§ **Material for this task**
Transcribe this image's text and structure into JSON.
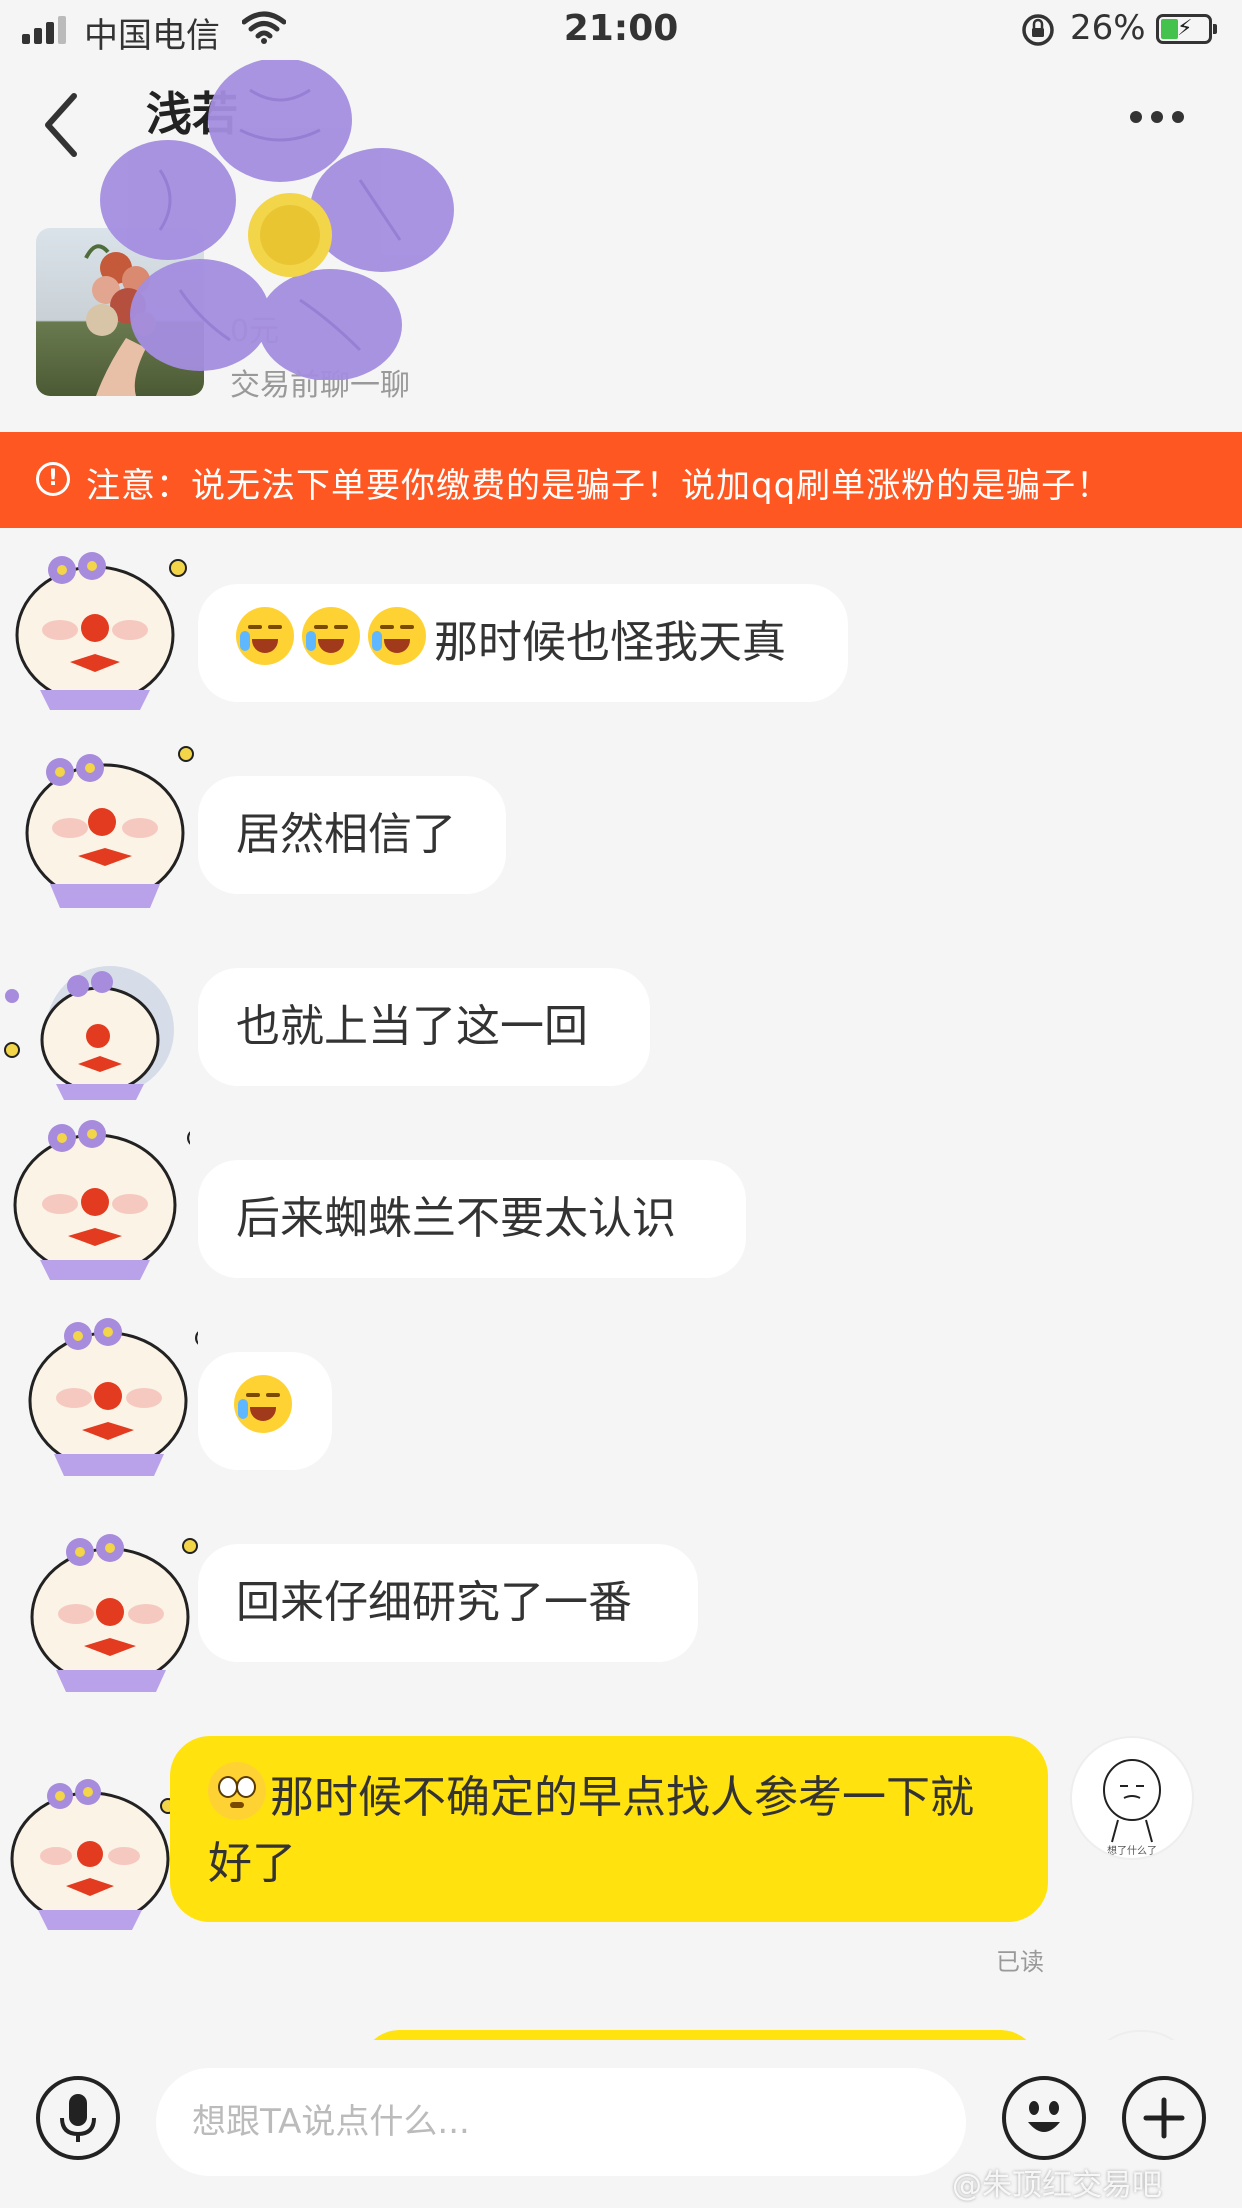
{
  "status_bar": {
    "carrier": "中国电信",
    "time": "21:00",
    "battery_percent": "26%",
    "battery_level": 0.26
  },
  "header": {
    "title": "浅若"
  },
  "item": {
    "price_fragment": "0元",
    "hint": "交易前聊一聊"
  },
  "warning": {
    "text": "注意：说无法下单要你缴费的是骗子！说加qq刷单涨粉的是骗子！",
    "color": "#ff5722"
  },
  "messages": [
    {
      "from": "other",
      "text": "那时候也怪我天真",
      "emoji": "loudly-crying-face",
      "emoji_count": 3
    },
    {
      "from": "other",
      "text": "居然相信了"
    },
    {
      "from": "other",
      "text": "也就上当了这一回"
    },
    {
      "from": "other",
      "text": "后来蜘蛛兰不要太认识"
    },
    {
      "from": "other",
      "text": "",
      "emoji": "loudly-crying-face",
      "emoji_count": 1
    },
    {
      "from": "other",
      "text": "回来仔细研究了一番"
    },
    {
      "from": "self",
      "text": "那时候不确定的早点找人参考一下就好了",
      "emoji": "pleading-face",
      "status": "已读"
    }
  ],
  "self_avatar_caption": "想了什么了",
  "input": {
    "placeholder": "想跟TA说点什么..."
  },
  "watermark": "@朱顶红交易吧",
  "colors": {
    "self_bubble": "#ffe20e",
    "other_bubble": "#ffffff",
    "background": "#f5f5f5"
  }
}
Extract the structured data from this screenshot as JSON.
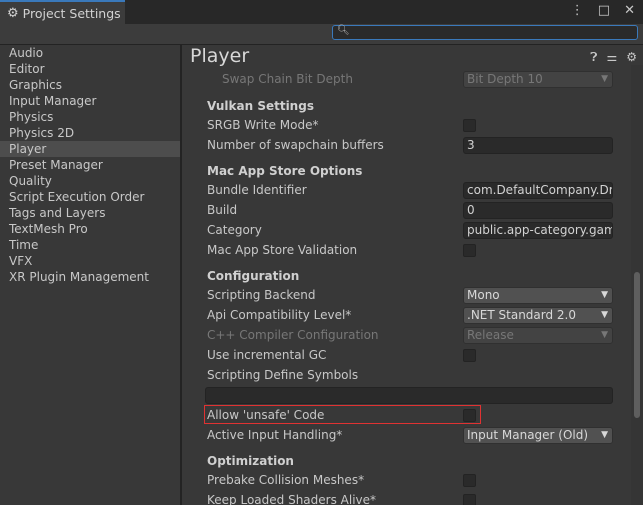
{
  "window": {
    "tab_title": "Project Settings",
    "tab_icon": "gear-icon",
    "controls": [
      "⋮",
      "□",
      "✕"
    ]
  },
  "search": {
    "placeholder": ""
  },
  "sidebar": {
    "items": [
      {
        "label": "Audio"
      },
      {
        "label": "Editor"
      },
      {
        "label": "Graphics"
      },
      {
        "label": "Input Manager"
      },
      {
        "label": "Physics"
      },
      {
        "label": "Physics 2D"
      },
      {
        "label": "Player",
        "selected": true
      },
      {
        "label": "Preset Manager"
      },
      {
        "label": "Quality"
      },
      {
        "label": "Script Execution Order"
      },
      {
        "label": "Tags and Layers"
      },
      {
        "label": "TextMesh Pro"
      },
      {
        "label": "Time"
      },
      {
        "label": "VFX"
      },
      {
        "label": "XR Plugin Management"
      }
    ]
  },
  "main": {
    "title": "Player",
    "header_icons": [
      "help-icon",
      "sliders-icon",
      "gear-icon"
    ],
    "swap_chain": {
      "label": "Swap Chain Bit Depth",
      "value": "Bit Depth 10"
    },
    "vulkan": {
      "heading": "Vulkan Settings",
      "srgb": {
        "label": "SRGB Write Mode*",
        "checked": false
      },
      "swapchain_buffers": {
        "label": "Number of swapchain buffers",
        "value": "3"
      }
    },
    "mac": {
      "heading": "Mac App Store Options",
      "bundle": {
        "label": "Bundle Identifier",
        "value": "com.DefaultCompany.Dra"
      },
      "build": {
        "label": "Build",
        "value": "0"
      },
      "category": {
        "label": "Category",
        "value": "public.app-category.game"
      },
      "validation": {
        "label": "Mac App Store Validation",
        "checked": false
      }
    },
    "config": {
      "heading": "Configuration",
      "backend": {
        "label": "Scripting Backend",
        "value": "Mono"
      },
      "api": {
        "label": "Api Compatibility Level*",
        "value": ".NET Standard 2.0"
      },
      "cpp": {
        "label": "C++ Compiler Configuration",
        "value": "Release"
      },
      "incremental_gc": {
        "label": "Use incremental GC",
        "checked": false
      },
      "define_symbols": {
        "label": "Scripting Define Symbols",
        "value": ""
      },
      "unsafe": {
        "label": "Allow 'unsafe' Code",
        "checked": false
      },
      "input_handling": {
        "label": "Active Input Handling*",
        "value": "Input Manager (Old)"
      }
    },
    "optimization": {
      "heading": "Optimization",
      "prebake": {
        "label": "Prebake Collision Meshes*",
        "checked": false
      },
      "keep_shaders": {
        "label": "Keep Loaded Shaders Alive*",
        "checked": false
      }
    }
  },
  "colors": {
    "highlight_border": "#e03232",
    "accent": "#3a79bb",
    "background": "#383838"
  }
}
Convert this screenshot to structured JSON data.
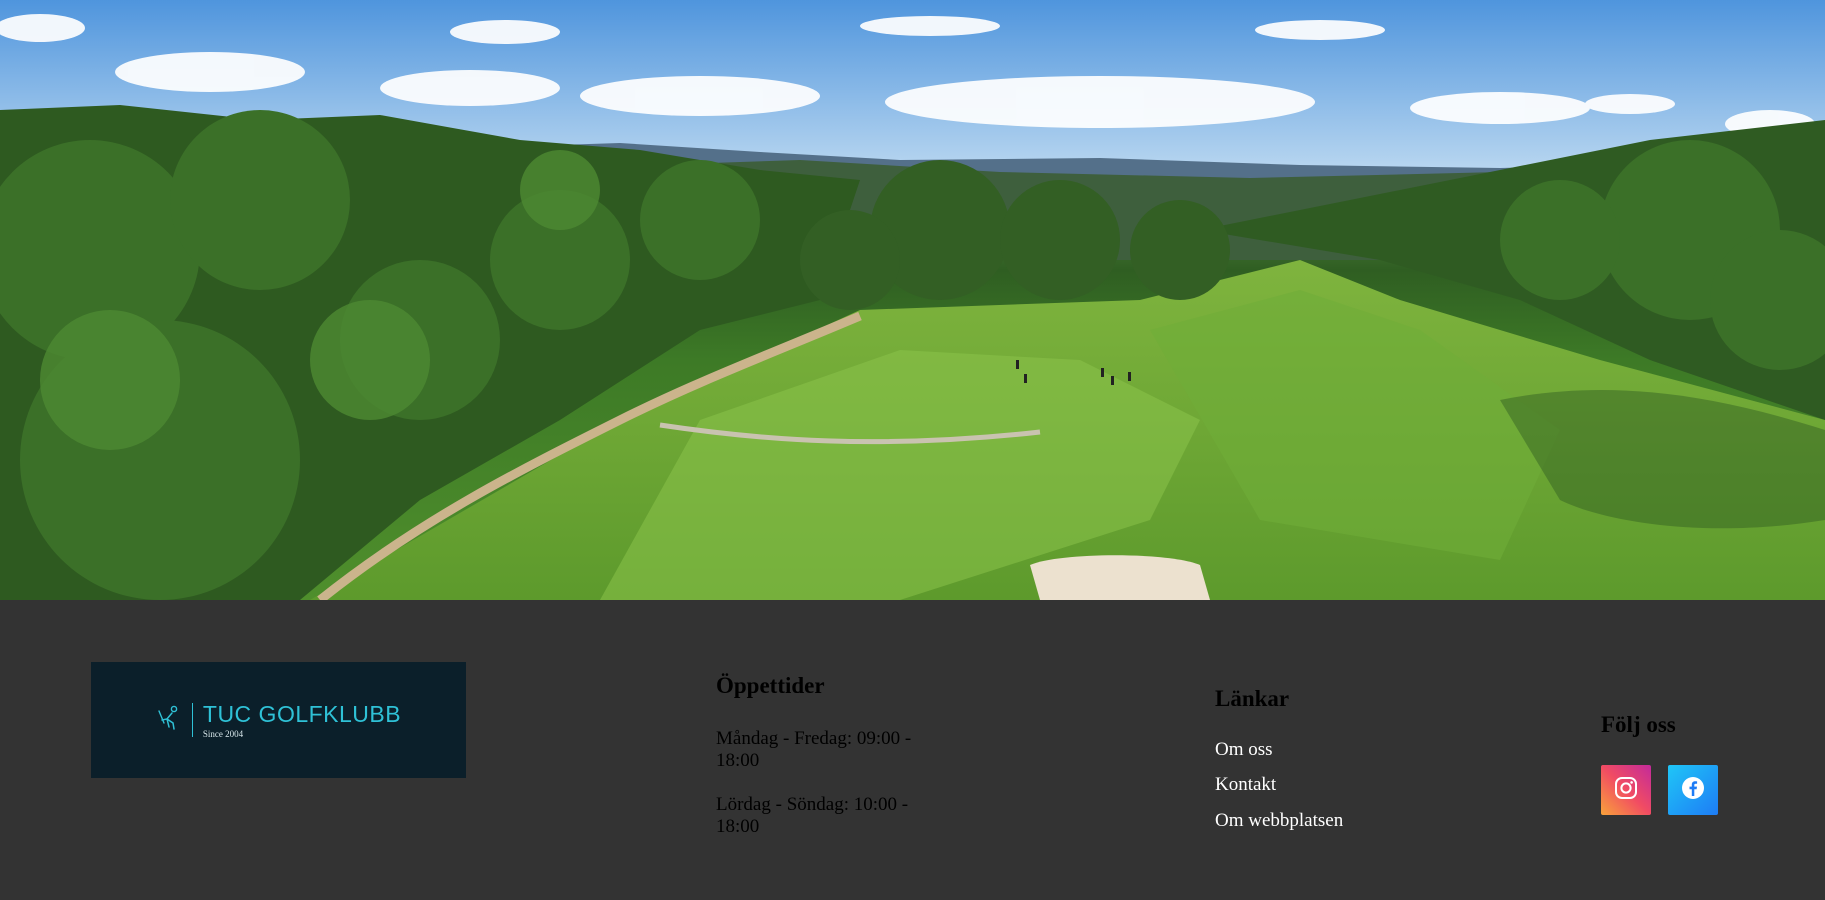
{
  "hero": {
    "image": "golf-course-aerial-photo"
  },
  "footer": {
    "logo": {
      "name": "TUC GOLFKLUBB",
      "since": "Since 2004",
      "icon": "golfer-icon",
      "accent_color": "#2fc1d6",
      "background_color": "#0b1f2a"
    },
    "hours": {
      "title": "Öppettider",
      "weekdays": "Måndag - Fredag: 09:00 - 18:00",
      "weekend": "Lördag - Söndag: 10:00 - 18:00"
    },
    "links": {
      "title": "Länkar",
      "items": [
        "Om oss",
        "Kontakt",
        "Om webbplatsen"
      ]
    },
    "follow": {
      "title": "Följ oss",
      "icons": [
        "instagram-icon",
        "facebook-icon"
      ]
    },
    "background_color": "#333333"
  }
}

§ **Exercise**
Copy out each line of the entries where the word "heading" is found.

§ **Reply to the task**
      "heading": "Vulkan Settings",
      "heading": "Mac App Store Options",
      "heading": "Configuration",
      "heading": "Optimization",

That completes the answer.